Evisio is designed to help website owners analyze a number of technical SEO elements, including broken internal links. After performing an automated check, evisio will send an alert if any issue such as a broken link is found. It’s literally the easiest way to discover broken internal links.
If you have just reorganized your website, some of your links may still take visitors to the previous location of the page. You can use a tool like Screaming Frog to verify that’s the case. Simply type in your website URL to check. Once the tool has finished its crawl, it will produce a list of all the internal links on your website. The list can be downloaded as a CSV file for further use. But again, this is mostly a manual process that can take time.
Using Google Analytics to Optimize Internal Links

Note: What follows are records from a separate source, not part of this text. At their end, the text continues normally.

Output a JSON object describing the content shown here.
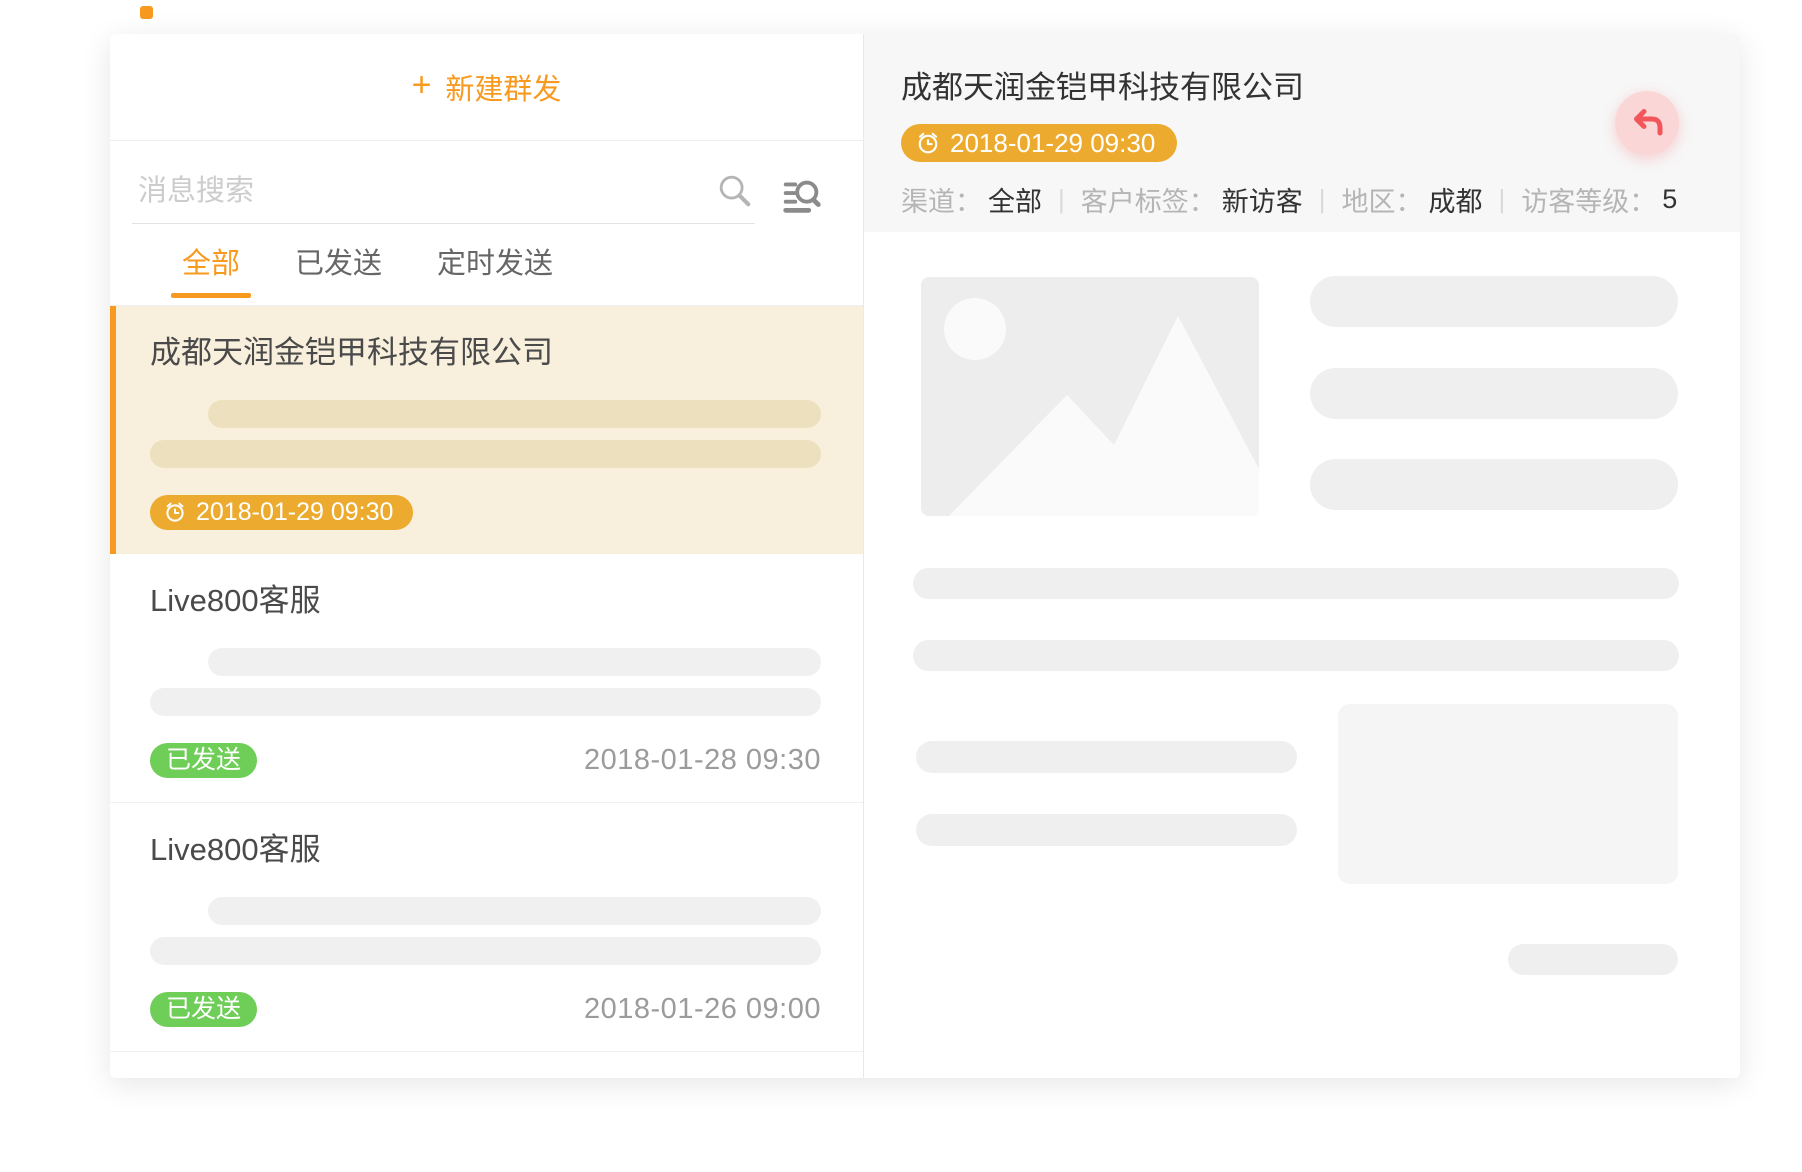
{
  "colors": {
    "accent_orange": "#F89A1F",
    "badge_orange": "#ECAB2F",
    "selected_item_bg": "#F8F0DC",
    "selected_item_bar": "#EDE0BE",
    "sent_green": "#6FCE58",
    "return_button_bg": "#FBD6D6",
    "return_arrow_red": "#F2555A",
    "header_gray": "#F7F7F7",
    "placeholder_gray": "#EFEFF0"
  },
  "left_panel": {
    "new_broadcast": {
      "icon": "+",
      "label": "新建群发"
    },
    "search": {
      "placeholder": "消息搜索"
    },
    "tabs": [
      {
        "label": "全部",
        "active": true
      },
      {
        "label": "已发送",
        "active": false
      },
      {
        "label": "定时发送",
        "active": false
      }
    ],
    "items": [
      {
        "title": "成都天润金铠甲科技有限公司",
        "selected": true,
        "schedule_badge": "2018-01-29 09:30"
      },
      {
        "title": "Live800客服",
        "selected": false,
        "status_badge": "已发送",
        "date": "2018-01-28 09:30"
      },
      {
        "title": "Live800客服",
        "selected": false,
        "status_badge": "已发送",
        "date": "2018-01-26 09:00"
      }
    ]
  },
  "right_panel": {
    "title": "成都天润金铠甲科技有限公司",
    "schedule_badge": "2018-01-29  09:30",
    "separator": "|",
    "meta": [
      {
        "label": "渠道：",
        "value": "全部"
      },
      {
        "label": "客户标签：",
        "value": "新访客"
      },
      {
        "label": "地区：",
        "value": "成都"
      },
      {
        "label": "访客等级：",
        "value": "5"
      }
    ]
  }
}
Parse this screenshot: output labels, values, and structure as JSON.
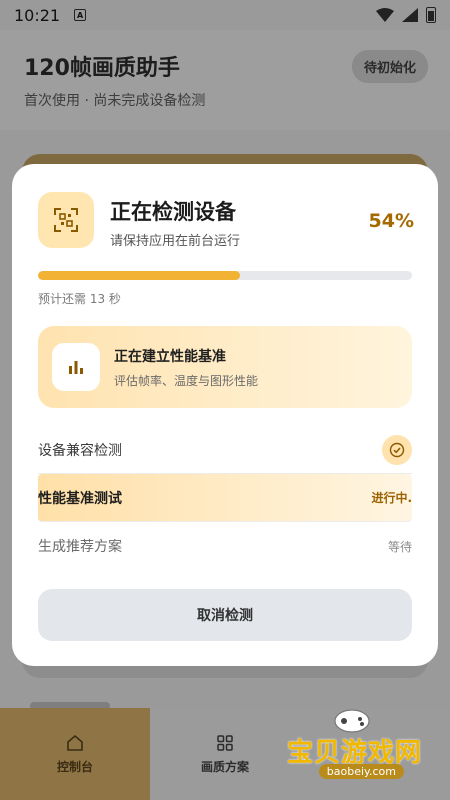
{
  "status_bar": {
    "time": "10:21",
    "notif_letter": "A"
  },
  "app": {
    "title": "120帧画质助手",
    "subtitle": "首次使用 · 尚未完成设备检测",
    "init_badge": "待初始化"
  },
  "modal": {
    "title": "正在检测设备",
    "subtitle": "请保持应用在前台运行",
    "percent_label": "54%",
    "progress_fraction": 0.54,
    "eta": "预计还需 13 秒",
    "stage": {
      "title": "正在建立性能基准",
      "desc": "评估帧率、温度与图形性能"
    },
    "steps": [
      {
        "label": "设备兼容检测",
        "status": ""
      },
      {
        "label": "性能基准测试",
        "status": "进行中."
      },
      {
        "label": "生成推荐方案",
        "status": "等待"
      }
    ],
    "cancel_label": "取消检测"
  },
  "nav": [
    {
      "label": "控制台"
    },
    {
      "label": "画质方案"
    },
    {
      "label": ""
    }
  ],
  "watermark": {
    "text": "宝贝游戏网",
    "url": "baobeiy.com"
  },
  "colors": {
    "accent": "#f2b233",
    "accent_text": "#a46a00",
    "stage_bg": "#ffe3b0"
  }
}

Google Analytics reporting can help you prioritize which links to remove and can show you which links are clicked the most. If you put in the time to prioritize these activities, you can reduce the workload of monitoring internal links.
Here is a Google Analytics report to find broken links:
Follow Google’s basic instructions to detect and fix all of the broken internal links on your site. As a result, your site’s search engine optimization (SEO) will boost your visitors’ satisfaction and improve rankings. However, this is once again a manual process that will need to be done regularly to monitor links and detect when they’re broken.
This strategy is most useful for sites that get a lot of traffic to just a handful of pages instead of thousands of pages.
If you have discovered broken internal links on your website, the next step is to fix them. Possible solutions include:
- Redirecting the link: Link redirection involves changing the destination of an existing link so that it goes to a different page if the target page has been moved. This will prevent users from landing on the wrong page and won’t hurt your website’s search engine rankings.
- Updating the link: If the link is incorrect or the URL contains a typo, you can change it to refer to the proper location. Doing so with any and all broken links will boost your website’s search engine optimization.
Removing the link: In some cases, removing a broken link is the best option. The linked page may have been removed and is therefore no longer accessible, which is the most common reason for removing broken links.